• How to complete this task: When you write out the listing below, keep each word exactly as it stands and drop the pictures.

• Data provided:
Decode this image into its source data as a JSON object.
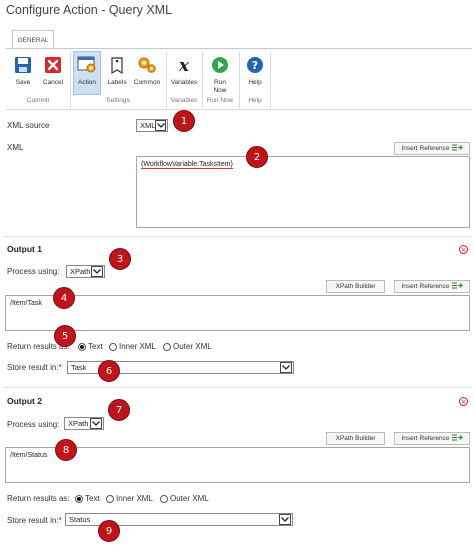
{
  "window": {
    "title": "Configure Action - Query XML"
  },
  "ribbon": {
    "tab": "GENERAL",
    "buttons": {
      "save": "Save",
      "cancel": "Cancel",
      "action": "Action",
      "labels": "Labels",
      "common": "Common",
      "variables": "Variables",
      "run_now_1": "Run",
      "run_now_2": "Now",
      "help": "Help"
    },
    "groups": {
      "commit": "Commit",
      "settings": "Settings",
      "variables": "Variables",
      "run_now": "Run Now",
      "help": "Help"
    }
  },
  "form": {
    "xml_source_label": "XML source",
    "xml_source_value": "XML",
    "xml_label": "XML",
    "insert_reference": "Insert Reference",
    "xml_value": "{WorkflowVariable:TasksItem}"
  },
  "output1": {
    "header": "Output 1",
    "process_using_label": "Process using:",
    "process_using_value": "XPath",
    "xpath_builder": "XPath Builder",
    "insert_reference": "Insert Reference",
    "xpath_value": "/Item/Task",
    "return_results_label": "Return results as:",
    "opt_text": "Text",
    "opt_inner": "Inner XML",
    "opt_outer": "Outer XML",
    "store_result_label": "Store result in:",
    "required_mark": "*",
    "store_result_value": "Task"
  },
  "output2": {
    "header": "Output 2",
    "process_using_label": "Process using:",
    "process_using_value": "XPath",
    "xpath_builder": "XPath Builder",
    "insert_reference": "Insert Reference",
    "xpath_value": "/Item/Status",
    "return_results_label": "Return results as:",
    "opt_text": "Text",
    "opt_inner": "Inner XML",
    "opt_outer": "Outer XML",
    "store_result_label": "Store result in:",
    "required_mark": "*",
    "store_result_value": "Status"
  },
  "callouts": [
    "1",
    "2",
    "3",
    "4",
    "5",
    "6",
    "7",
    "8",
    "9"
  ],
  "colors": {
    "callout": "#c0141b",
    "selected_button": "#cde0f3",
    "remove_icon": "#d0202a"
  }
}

• Solution for this problem:
Decode this image into its source data as a JSON object.
{
  "window": {
    "title": "Configure Action - Query XML"
  },
  "ribbon": {
    "tab": "GENERAL",
    "buttons": {
      "save": "Save",
      "cancel": "Cancel",
      "action": "Action",
      "labels": "Labels",
      "common": "Common",
      "variables": "Variables",
      "run_now_1": "Run",
      "run_now_2": "Now",
      "help": "Help"
    },
    "groups": {
      "commit": "Commit",
      "settings": "Settings",
      "variables": "Variables",
      "run_now": "Run Now",
      "help": "Help"
    }
  },
  "form": {
    "xml_source_label": "XML source",
    "xml_source_value": "XML",
    "xml_label": "XML",
    "insert_reference": "Insert Reference",
    "xml_value": "{WorkflowVariable:TasksItem}"
  },
  "output1": {
    "header": "Output 1",
    "process_using_label": "Process using:",
    "process_using_value": "XPath",
    "xpath_builder": "XPath Builder",
    "insert_reference": "Insert Reference",
    "xpath_value": "/Item/Task",
    "return_results_label": "Return results as:",
    "opt_text": "Text",
    "opt_inner": "Inner XML",
    "opt_outer": "Outer XML",
    "store_result_label": "Store result in:",
    "required_mark": "*",
    "store_result_value": "Task"
  },
  "output2": {
    "header": "Output 2",
    "process_using_label": "Process using:",
    "process_using_value": "XPath",
    "xpath_builder": "XPath Builder",
    "insert_reference": "Insert Reference",
    "xpath_value": "/Item/Status",
    "return_results_label": "Return results as:",
    "opt_text": "Text",
    "opt_inner": "Inner XML",
    "opt_outer": "Outer XML",
    "store_result_label": "Store result in:",
    "required_mark": "*",
    "store_result_value": "Status"
  },
  "callouts": [
    "1",
    "2",
    "3",
    "4",
    "5",
    "6",
    "7",
    "8",
    "9"
  ],
  "colors": {
    "callout": "#c0141b",
    "selected_button": "#cde0f3",
    "remove_icon": "#d0202a"
  }
}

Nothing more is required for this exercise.